Shoprite Holdings Ltd., South Africa’s largest retailer by market value, said it plans to open logistics centers in Angola and Nigeria to reduce the effects of road and port congestion as it expands across Africa.
Sales at Shoprite’s 156 stores outside its home country rose 20 percent in the fiscal year through June, showing that “the principle of distribution centers outside South Africa is a must,” Chief Executive Officer Whitey Basson said in a presentation in Johannesburg.
Warehouses in Luanda, Angola, will be ready before the Christmas holiday in December, and Shoprite will set up a “big distribution center” in Lagos, Nigeria, as soon as it finds a site, Basson said. The Cape Town-based company may take its first steps outside Africa in the event of a “good offer” in India, Brazil or eastern Europe, he said, without elaborating.

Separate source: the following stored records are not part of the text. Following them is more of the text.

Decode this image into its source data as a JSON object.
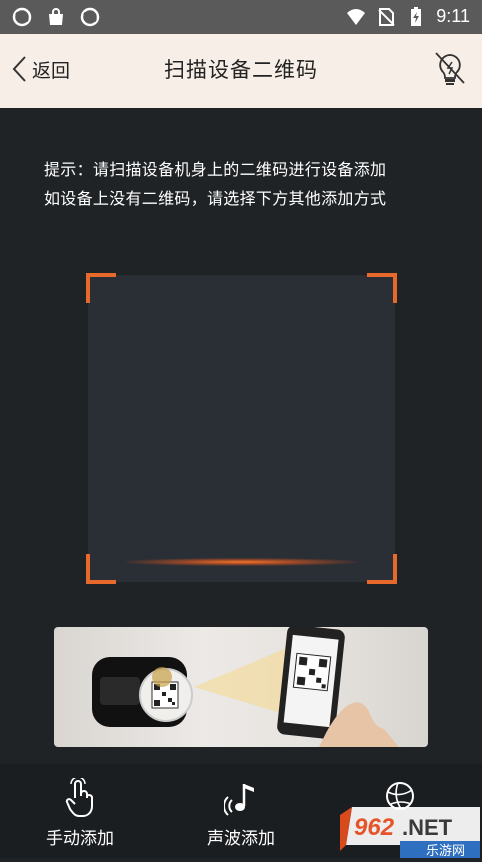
{
  "status_bar": {
    "time": "9:11",
    "icons_left": [
      "sync-icon",
      "shopping-bag-icon",
      "sync-icon"
    ],
    "icons_right": [
      "wifi-icon",
      "no-sim-icon",
      "battery-charging-icon"
    ]
  },
  "header": {
    "back_label": "返回",
    "title": "扫描设备二维码",
    "light_icon": "flashlight-off-icon"
  },
  "hint": {
    "line1": "提示：请扫描设备机身上的二维码进行设备添加",
    "line2": "如设备上没有二维码，请选择下方其他添加方式"
  },
  "colors": {
    "accent": "#e7692c",
    "background": "#1f2326",
    "header_bg": "#f7efe7",
    "bottom_bar_bg": "#1b1e21"
  },
  "bottom_tabs": [
    {
      "label": "手动添加",
      "icon": "hand-tap-icon"
    },
    {
      "label": "声波添加",
      "icon": "sound-wave-icon"
    },
    {
      "label": "",
      "icon": "globe-icon"
    }
  ],
  "watermark": {
    "text": "962.NET",
    "subtext": "乐游网"
  }
}
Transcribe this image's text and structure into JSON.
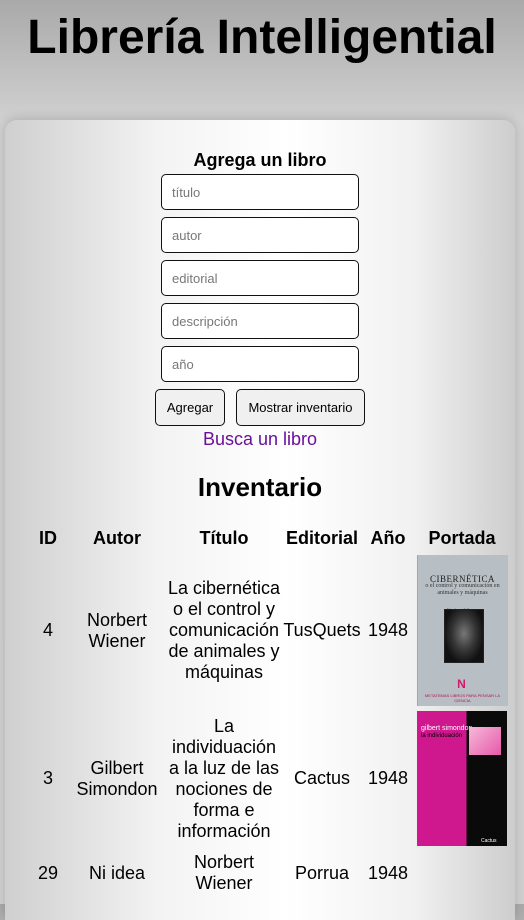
{
  "app": {
    "title": "Librería Intelligential"
  },
  "form": {
    "heading": "Agrega un libro",
    "fields": {
      "titulo": {
        "placeholder": "título",
        "value": ""
      },
      "autor": {
        "placeholder": "autor",
        "value": ""
      },
      "editorial": {
        "placeholder": "editorial",
        "value": ""
      },
      "descripcion": {
        "placeholder": "descripción",
        "value": ""
      },
      "anio": {
        "placeholder": "año",
        "value": ""
      }
    },
    "add_label": "Agregar",
    "show_label": "Mostrar inventario",
    "search_link": "Busca un libro"
  },
  "inventory": {
    "title": "Inventario",
    "columns": {
      "id": "ID",
      "autor": "Autor",
      "titulo": "Título",
      "editorial": "Editorial",
      "anio": "Año",
      "portada": "Portada"
    },
    "rows": [
      {
        "id": "4",
        "autor": "Norbert Wiener",
        "titulo": "La cibernética o el control y comunicación de animales y máquinas",
        "editorial": "TusQuets",
        "anio": "1948",
        "cover": {
          "title": "CIBERNÉTICA",
          "subtitle": "o el control y comunicación en animales y máquinas",
          "author": "Norbert Wiener",
          "logo": "N",
          "series": "METATEMAS LIBROS PARA PENSAR LA CIENCIA"
        }
      },
      {
        "id": "3",
        "autor": "Gilbert Simondon",
        "titulo": "La individuación a la luz de las nociones de forma e información",
        "editorial": "Cactus",
        "anio": "1948",
        "cover": {
          "author": "gilbert simondon",
          "title": "la individuación",
          "publisher": "Cactus"
        }
      },
      {
        "id": "29",
        "autor": "Ni idea",
        "titulo": "Norbert Wiener",
        "editorial": "Porrua",
        "anio": "1948"
      }
    ]
  },
  "colors": {
    "link": "#6a0f9a",
    "cover_magenta": "#d0188e"
  }
}
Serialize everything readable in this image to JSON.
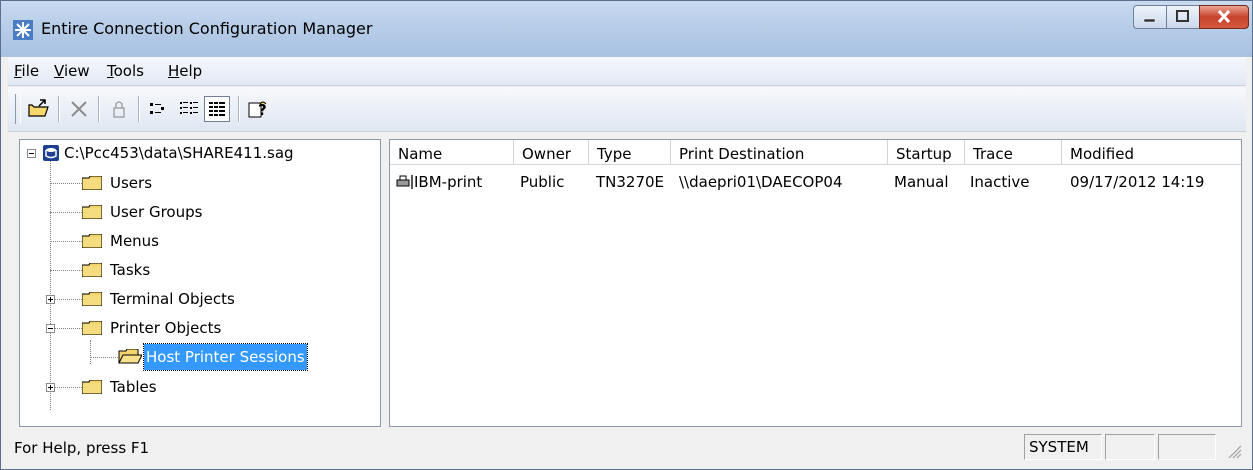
{
  "window": {
    "title": "Entire Connection Configuration Manager"
  },
  "menubar": {
    "items": [
      {
        "label_u": "F",
        "label_rest": "ile"
      },
      {
        "label_u": "V",
        "label_rest": "iew"
      },
      {
        "label_u": "T",
        "label_rest": "ools"
      },
      {
        "label_u": "H",
        "label_rest": "elp"
      }
    ]
  },
  "toolbar": {
    "buttons": [
      "open-folder-icon",
      "delete-x-icon",
      "lock-icon",
      "small-icons-view-icon",
      "list-view-icon",
      "details-view-icon",
      "help-icon"
    ],
    "active": "details-view-icon"
  },
  "tree": {
    "root": "C:\\Pcc453\\data\\SHARE411.sag",
    "items": [
      {
        "label": "Users"
      },
      {
        "label": "User Groups"
      },
      {
        "label": "Menus"
      },
      {
        "label": "Tasks"
      },
      {
        "label": "Terminal Objects"
      },
      {
        "label": "Printer Objects"
      },
      {
        "label": "Host Printer Sessions"
      },
      {
        "label": "Tables"
      }
    ],
    "selected": "Host Printer Sessions"
  },
  "list": {
    "columns": [
      "Name",
      "Owner",
      "Type",
      "Print Destination",
      "Startup",
      "Trace",
      "Modified"
    ],
    "rows": [
      {
        "name": "IBM-print",
        "owner": "Public",
        "type": "TN3270E",
        "print_destination": "\\\\daepri01\\DAECOP04",
        "startup": "Manual",
        "trace": "Inactive",
        "modified": "09/17/2012 14:19"
      }
    ]
  },
  "statusbar": {
    "help_text": "For Help, press F1",
    "user": "SYSTEM"
  },
  "colors": {
    "selection": "#3399ff",
    "titlebar": "#b7cde8",
    "close_button": "#c7432c"
  }
}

Shoprite and local competitors such as Mr Price Group Ltd. and Truworths International Holdings Ltd. are adding stores across Africa as oil and metal production boosts wealth in the world’s poorest continent. The region’s swelling middle class may boost household spending 63 percent to $1.4 trillion by 2020, according to a report two years ago by New York-based consulting company McKinsey & Co.
More than 78 percent of Shoprite’s sales still come from South African supermarkets, the retailer said in a statement today. At the same time, the “accent on growth in terms of store numbers was particularly strong” outside the country, it said. The retailer opened 21 supermarkets in Africa excluding its home nation in the year through June. Of the company’s top 10 outlets, three are outside South Africa, Basson said.
Store openings this year included outlets in Kinshasa, Democratic Republic of Congo, Shoprite’s first in the country, and in Abuja, Nigeria. The company is looking to add two stores in Abuja, Basson said.